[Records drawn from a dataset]
○ ○ ○
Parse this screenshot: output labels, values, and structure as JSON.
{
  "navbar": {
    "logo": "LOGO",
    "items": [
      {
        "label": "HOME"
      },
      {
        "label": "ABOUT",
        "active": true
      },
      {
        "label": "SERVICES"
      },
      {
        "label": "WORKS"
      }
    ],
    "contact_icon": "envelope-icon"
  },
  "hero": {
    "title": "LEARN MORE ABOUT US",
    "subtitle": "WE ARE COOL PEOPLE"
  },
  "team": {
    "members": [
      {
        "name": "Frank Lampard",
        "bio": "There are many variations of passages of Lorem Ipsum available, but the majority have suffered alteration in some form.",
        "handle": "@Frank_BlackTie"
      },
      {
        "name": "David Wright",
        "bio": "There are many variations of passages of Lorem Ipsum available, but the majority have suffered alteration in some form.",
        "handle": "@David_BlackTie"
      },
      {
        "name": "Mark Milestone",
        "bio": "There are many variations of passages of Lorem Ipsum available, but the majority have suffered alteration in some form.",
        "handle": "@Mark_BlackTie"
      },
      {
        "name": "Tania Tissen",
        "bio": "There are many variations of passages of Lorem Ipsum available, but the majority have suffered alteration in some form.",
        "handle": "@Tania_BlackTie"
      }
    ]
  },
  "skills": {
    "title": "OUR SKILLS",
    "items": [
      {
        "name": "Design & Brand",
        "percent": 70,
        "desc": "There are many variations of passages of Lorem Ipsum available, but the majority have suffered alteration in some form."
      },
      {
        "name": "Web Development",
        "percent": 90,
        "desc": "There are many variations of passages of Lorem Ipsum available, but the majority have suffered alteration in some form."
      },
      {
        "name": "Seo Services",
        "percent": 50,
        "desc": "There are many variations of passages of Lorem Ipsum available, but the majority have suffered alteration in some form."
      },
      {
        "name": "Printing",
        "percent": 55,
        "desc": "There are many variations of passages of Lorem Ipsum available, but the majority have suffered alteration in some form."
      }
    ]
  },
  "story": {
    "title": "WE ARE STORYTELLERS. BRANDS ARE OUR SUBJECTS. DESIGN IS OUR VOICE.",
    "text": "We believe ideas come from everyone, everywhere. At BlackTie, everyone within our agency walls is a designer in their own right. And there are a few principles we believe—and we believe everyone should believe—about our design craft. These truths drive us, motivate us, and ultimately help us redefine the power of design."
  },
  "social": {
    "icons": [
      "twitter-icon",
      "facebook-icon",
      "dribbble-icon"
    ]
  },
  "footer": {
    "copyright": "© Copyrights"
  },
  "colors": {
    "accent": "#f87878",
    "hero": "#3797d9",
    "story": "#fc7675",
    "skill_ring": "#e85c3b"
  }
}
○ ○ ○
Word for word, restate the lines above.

- SOLUTION TO THIS TASK:
Parse this screenshot: output labels, values, and structure as JSON.
{
  "navbar": {
    "logo": "LOGO",
    "items": [
      {
        "label": "HOME"
      },
      {
        "label": "ABOUT",
        "active": true
      },
      {
        "label": "SERVICES"
      },
      {
        "label": "WORKS"
      }
    ],
    "contact_icon": "envelope-icon"
  },
  "hero": {
    "title": "LEARN MORE ABOUT US",
    "subtitle": "WE ARE COOL PEOPLE"
  },
  "team": {
    "members": [
      {
        "name": "Frank Lampard",
        "bio": "There are many variations of passages of Lorem Ipsum available, but the majority have suffered alteration in some form.",
        "handle": "@Frank_BlackTie"
      },
      {
        "name": "David Wright",
        "bio": "There are many variations of passages of Lorem Ipsum available, but the majority have suffered alteration in some form.",
        "handle": "@David_BlackTie"
      },
      {
        "name": "Mark Milestone",
        "bio": "There are many variations of passages of Lorem Ipsum available, but the majority have suffered alteration in some form.",
        "handle": "@Mark_BlackTie"
      },
      {
        "name": "Tania Tissen",
        "bio": "There are many variations of passages of Lorem Ipsum available, but the majority have suffered alteration in some form.",
        "handle": "@Tania_BlackTie"
      }
    ]
  },
  "skills": {
    "title": "OUR SKILLS",
    "items": [
      {
        "name": "Design & Brand",
        "percent": 70,
        "desc": "There are many variations of passages of Lorem Ipsum available, but the majority have suffered alteration in some form."
      },
      {
        "name": "Web Development",
        "percent": 90,
        "desc": "There are many variations of passages of Lorem Ipsum available, but the majority have suffered alteration in some form."
      },
      {
        "name": "Seo Services",
        "percent": 50,
        "desc": "There are many variations of passages of Lorem Ipsum available, but the majority have suffered alteration in some form."
      },
      {
        "name": "Printing",
        "percent": 55,
        "desc": "There are many variations of passages of Lorem Ipsum available, but the majority have suffered alteration in some form."
      }
    ]
  },
  "story": {
    "title": "WE ARE STORYTELLERS. BRANDS ARE OUR SUBJECTS. DESIGN IS OUR VOICE.",
    "text": "We believe ideas come from everyone, everywhere. At BlackTie, everyone within our agency walls is a designer in their own right. And there are a few principles we believe—and we believe everyone should believe—about our design craft. These truths drive us, motivate us, and ultimately help us redefine the power of design."
  },
  "social": {
    "icons": [
      "twitter-icon",
      "facebook-icon",
      "dribbble-icon"
    ]
  },
  "footer": {
    "copyright": "© Copyrights"
  },
  "colors": {
    "accent": "#f87878",
    "hero": "#3797d9",
    "story": "#fc7675",
    "skill_ring": "#e85c3b"
  }
}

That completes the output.